---------- MATERIAL PROVIDED ----------

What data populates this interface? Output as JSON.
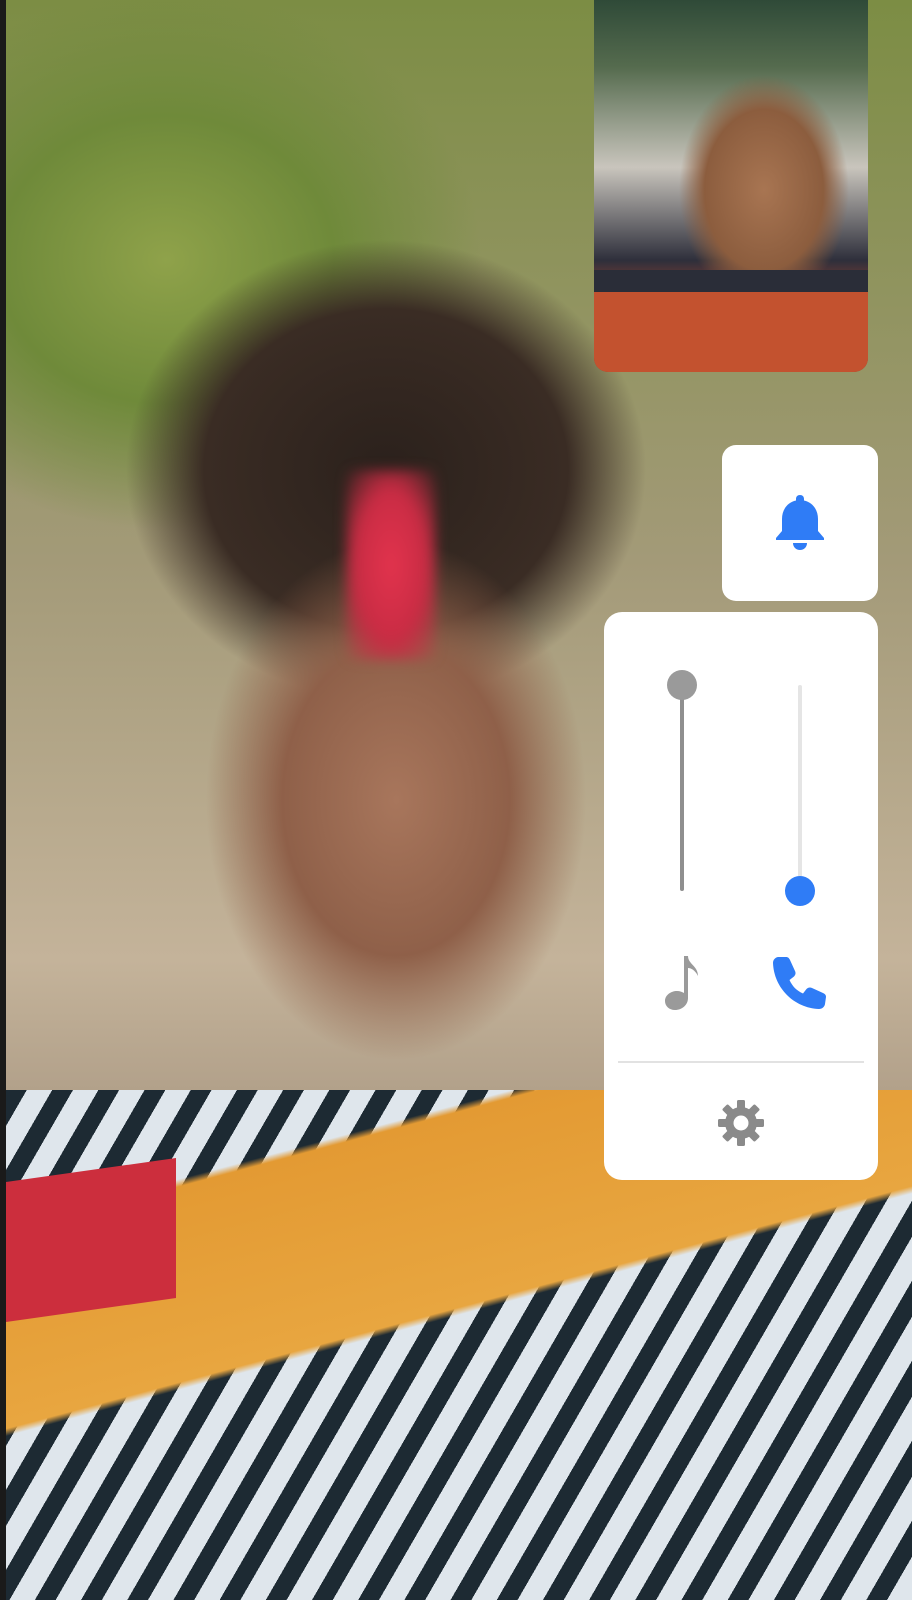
{
  "screen": {
    "type": "video-call",
    "overlay": "volume-controls"
  },
  "colors": {
    "accent": "#2f7cf6",
    "inactive": "#9a9a9a",
    "panel_bg": "#ffffff"
  },
  "notification_button": {
    "icon": "bell-icon",
    "color": "#2f7cf6"
  },
  "volume_panel": {
    "media_slider": {
      "icon": "music-note-icon",
      "level": 1.0,
      "color": "#9a9a9a"
    },
    "call_slider": {
      "icon": "phone-icon",
      "level": 0.0,
      "color": "#2f7cf6"
    },
    "settings": {
      "icon": "gear-icon",
      "color": "#8a8a8a"
    }
  }
}
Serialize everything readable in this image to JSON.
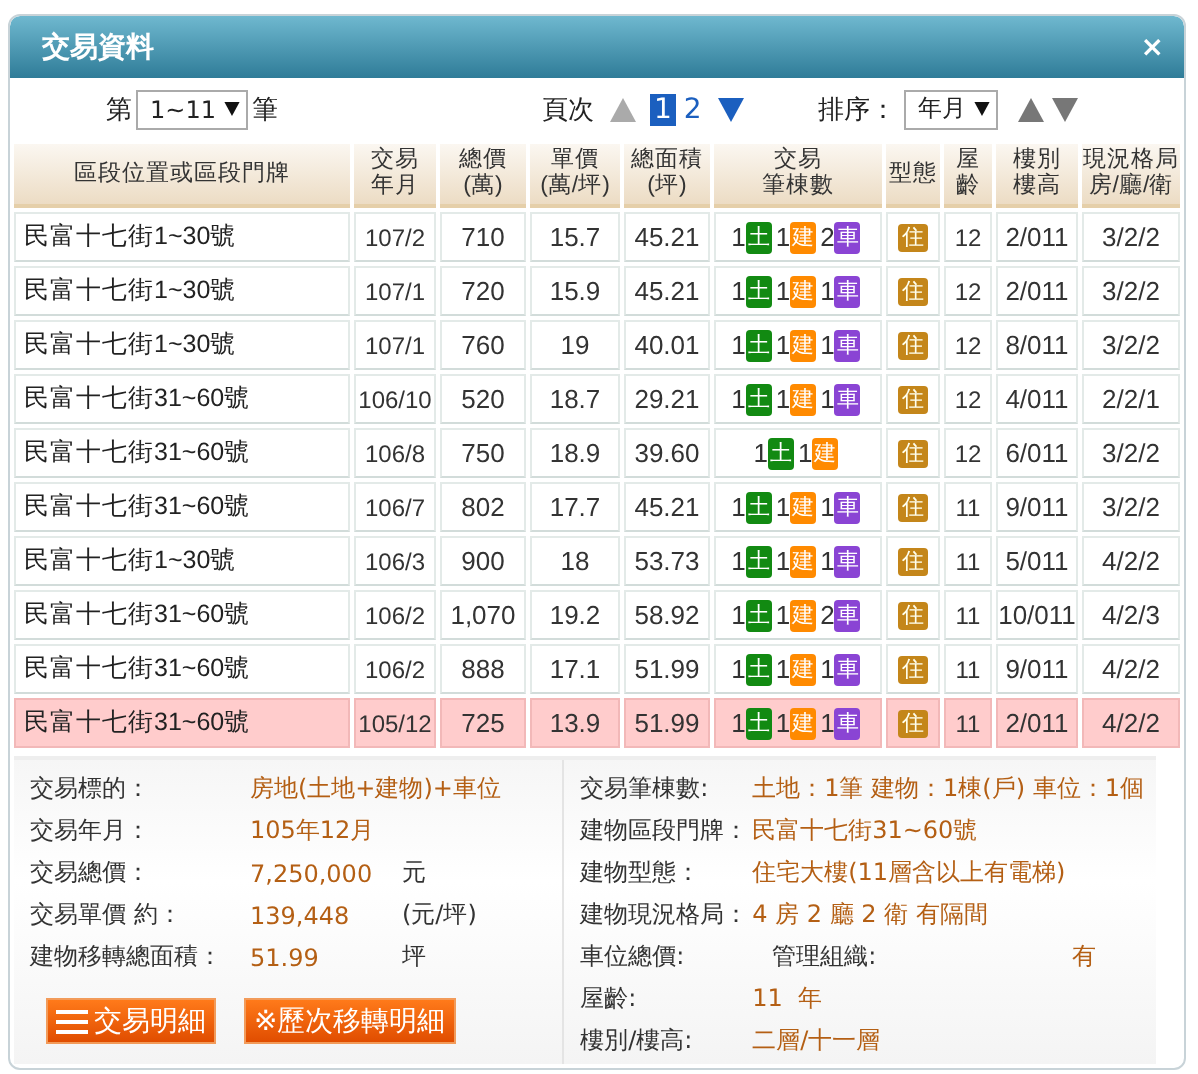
{
  "window": {
    "title": "交易資料",
    "close": "×"
  },
  "range": {
    "prefix": "第",
    "value": "1~11",
    "suffix": "筆"
  },
  "pager": {
    "label": "頁次",
    "pages": [
      {
        "label": "1",
        "selected": true
      },
      {
        "label": "2",
        "selected": false
      }
    ]
  },
  "sort": {
    "label": "排序：",
    "value": "年月"
  },
  "table": {
    "columns": [
      {
        "lines": [
          "區段位置或區段門牌"
        ]
      },
      {
        "lines": [
          "交易",
          "年月"
        ]
      },
      {
        "lines": [
          "總價",
          "(萬)"
        ]
      },
      {
        "lines": [
          "單價",
          "(萬/坪)"
        ]
      },
      {
        "lines": [
          "總面積",
          "(坪)"
        ]
      },
      {
        "lines": [
          "交易",
          "筆棟數"
        ]
      },
      {
        "lines": [
          "型態"
        ]
      },
      {
        "lines": [
          "屋",
          "齡"
        ]
      },
      {
        "lines": [
          "樓別",
          "樓高"
        ]
      },
      {
        "lines": [
          "現況格局",
          "房/廳/衛"
        ]
      }
    ],
    "rows": [
      {
        "location": "民富十七街1~30號",
        "date": "107/2",
        "total": "710",
        "unit": "15.7",
        "area": "45.21",
        "counts": [
          {
            "kind": "land",
            "count": "1",
            "label": "土"
          },
          {
            "kind": "building",
            "count": "1",
            "label": "建"
          },
          {
            "kind": "car",
            "count": "2",
            "label": "車"
          }
        ],
        "type": "住",
        "age": "12",
        "floor": "2/011",
        "layout": "3/2/2",
        "selected": false
      },
      {
        "location": "民富十七街1~30號",
        "date": "107/1",
        "total": "720",
        "unit": "15.9",
        "area": "45.21",
        "counts": [
          {
            "kind": "land",
            "count": "1",
            "label": "土"
          },
          {
            "kind": "building",
            "count": "1",
            "label": "建"
          },
          {
            "kind": "car",
            "count": "1",
            "label": "車"
          }
        ],
        "type": "住",
        "age": "12",
        "floor": "2/011",
        "layout": "3/2/2",
        "selected": false
      },
      {
        "location": "民富十七街1~30號",
        "date": "107/1",
        "total": "760",
        "unit": "19",
        "area": "40.01",
        "counts": [
          {
            "kind": "land",
            "count": "1",
            "label": "土"
          },
          {
            "kind": "building",
            "count": "1",
            "label": "建"
          },
          {
            "kind": "car",
            "count": "1",
            "label": "車"
          }
        ],
        "type": "住",
        "age": "12",
        "floor": "8/011",
        "layout": "3/2/2",
        "selected": false
      },
      {
        "location": "民富十七街31~60號",
        "date": "106/10",
        "total": "520",
        "unit": "18.7",
        "area": "29.21",
        "counts": [
          {
            "kind": "land",
            "count": "1",
            "label": "土"
          },
          {
            "kind": "building",
            "count": "1",
            "label": "建"
          },
          {
            "kind": "car",
            "count": "1",
            "label": "車"
          }
        ],
        "type": "住",
        "age": "12",
        "floor": "4/011",
        "layout": "2/2/1",
        "selected": false
      },
      {
        "location": "民富十七街31~60號",
        "date": "106/8",
        "total": "750",
        "unit": "18.9",
        "area": "39.60",
        "counts": [
          {
            "kind": "land",
            "count": "1",
            "label": "土"
          },
          {
            "kind": "building",
            "count": "1",
            "label": "建"
          }
        ],
        "type": "住",
        "age": "12",
        "floor": "6/011",
        "layout": "3/2/2",
        "selected": false
      },
      {
        "location": "民富十七街31~60號",
        "date": "106/7",
        "total": "802",
        "unit": "17.7",
        "area": "45.21",
        "counts": [
          {
            "kind": "land",
            "count": "1",
            "label": "土"
          },
          {
            "kind": "building",
            "count": "1",
            "label": "建"
          },
          {
            "kind": "car",
            "count": "1",
            "label": "車"
          }
        ],
        "type": "住",
        "age": "11",
        "floor": "9/011",
        "layout": "3/2/2",
        "selected": false
      },
      {
        "location": "民富十七街1~30號",
        "date": "106/3",
        "total": "900",
        "unit": "18",
        "area": "53.73",
        "counts": [
          {
            "kind": "land",
            "count": "1",
            "label": "土"
          },
          {
            "kind": "building",
            "count": "1",
            "label": "建"
          },
          {
            "kind": "car",
            "count": "1",
            "label": "車"
          }
        ],
        "type": "住",
        "age": "11",
        "floor": "5/011",
        "layout": "4/2/2",
        "selected": false
      },
      {
        "location": "民富十七街31~60號",
        "date": "106/2",
        "total": "1,070",
        "unit": "19.2",
        "area": "58.92",
        "counts": [
          {
            "kind": "land",
            "count": "1",
            "label": "土"
          },
          {
            "kind": "building",
            "count": "1",
            "label": "建"
          },
          {
            "kind": "car",
            "count": "2",
            "label": "車"
          }
        ],
        "type": "住",
        "age": "11",
        "floor": "10/011",
        "layout": "4/2/3",
        "selected": false
      },
      {
        "location": "民富十七街31~60號",
        "date": "106/2",
        "total": "888",
        "unit": "17.1",
        "area": "51.99",
        "counts": [
          {
            "kind": "land",
            "count": "1",
            "label": "土"
          },
          {
            "kind": "building",
            "count": "1",
            "label": "建"
          },
          {
            "kind": "car",
            "count": "1",
            "label": "車"
          }
        ],
        "type": "住",
        "age": "11",
        "floor": "9/011",
        "layout": "4/2/2",
        "selected": false
      },
      {
        "location": "民富十七街31~60號",
        "date": "105/12",
        "total": "725",
        "unit": "13.9",
        "area": "51.99",
        "counts": [
          {
            "kind": "land",
            "count": "1",
            "label": "土"
          },
          {
            "kind": "building",
            "count": "1",
            "label": "建"
          },
          {
            "kind": "car",
            "count": "1",
            "label": "車"
          }
        ],
        "type": "住",
        "age": "11",
        "floor": "2/011",
        "layout": "4/2/2",
        "selected": true
      }
    ]
  },
  "detail": {
    "left": [
      {
        "label": "交易標的：",
        "value": "房地(土地+建物)+車位"
      },
      {
        "label": "交易年月：",
        "value": "105年12月"
      },
      {
        "label": "交易總價：",
        "value": "7,250,000",
        "unit": "元"
      },
      {
        "label": "交易單價 約：",
        "value": "139,448",
        "unit": "(元/坪)"
      },
      {
        "label": "建物移轉總面積：",
        "value": "51.99",
        "unit": "坪"
      }
    ],
    "buttons": [
      {
        "kind": "list",
        "label": "交易明細"
      },
      {
        "kind": "plain",
        "label": "※歷次移轉明細"
      }
    ],
    "right": [
      {
        "kind": "pair",
        "label": "交易筆棟數:",
        "value": "土地：1筆 建物：1棟(戶) 車位：1個"
      },
      {
        "kind": "pair",
        "label": "建物區段門牌：",
        "value": "民富十七街31~60號"
      },
      {
        "kind": "pair",
        "label": "建物型態：",
        "value": "住宅大樓(11層含以上有電梯)"
      },
      {
        "kind": "pair",
        "label": "建物現況格局：",
        "value": "4 房 2 廳 2 衛 有隔間"
      },
      {
        "kind": "split",
        "label": "車位總價:",
        "label2": "管理組織:",
        "value2": "有"
      },
      {
        "kind": "pair",
        "label": "屋齡:",
        "value": "11  年"
      },
      {
        "kind": "pair",
        "label": "樓別/樓高:",
        "value": "二層/十一層"
      }
    ]
  }
}
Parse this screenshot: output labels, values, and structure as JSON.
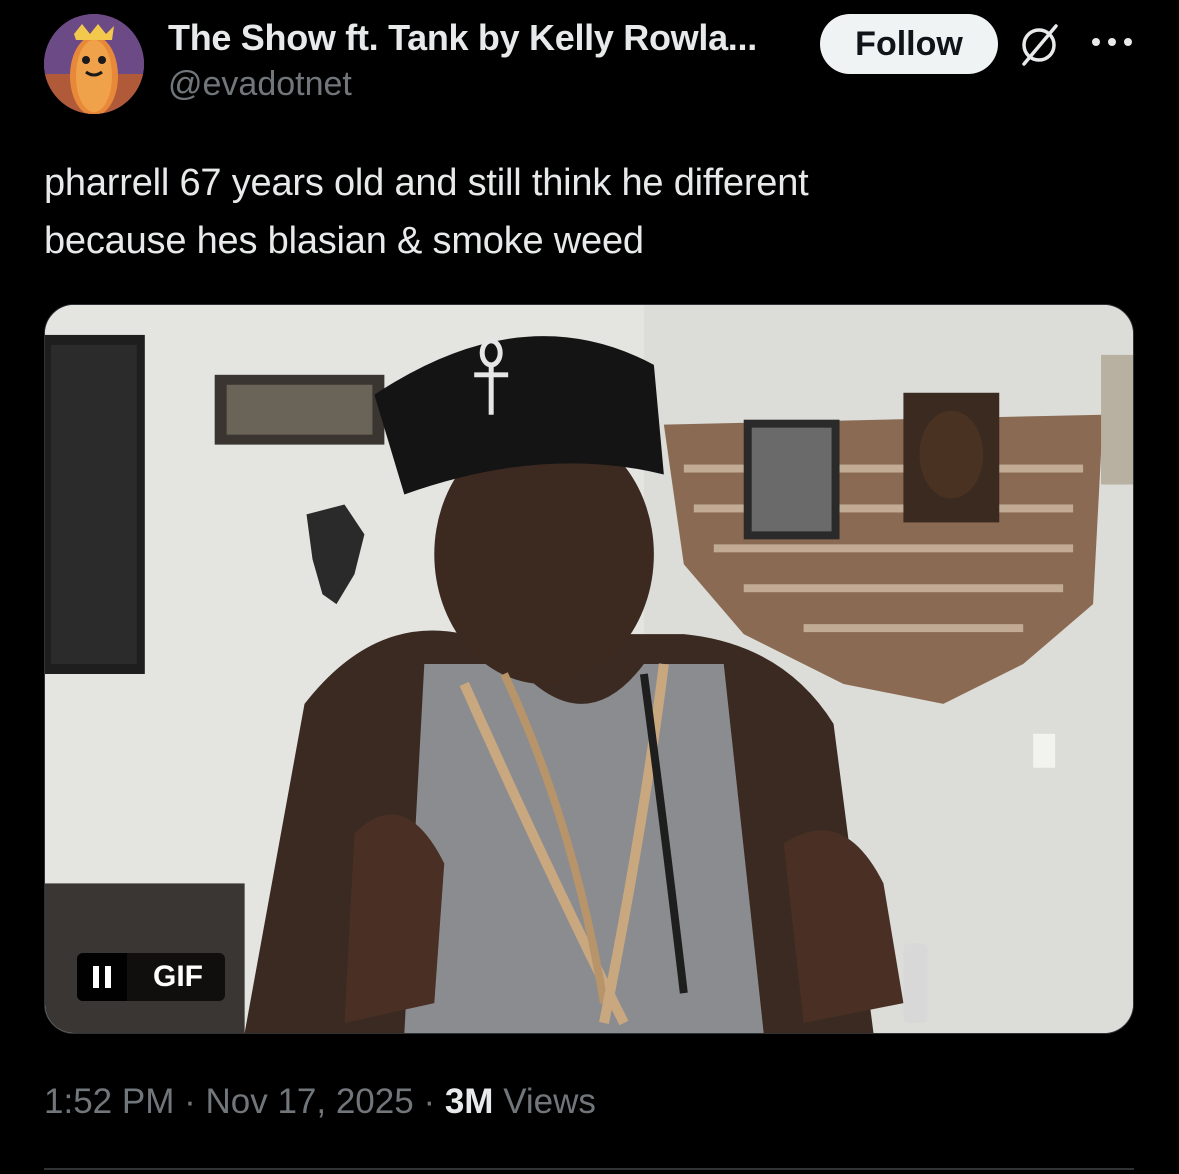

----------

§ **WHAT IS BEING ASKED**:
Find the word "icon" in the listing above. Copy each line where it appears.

§ **REPLY**:
    "icon": "bell-icon",
      "icon": "music-note-icon",
      "icon": "phone-icon",
      "icon": "gear-icon",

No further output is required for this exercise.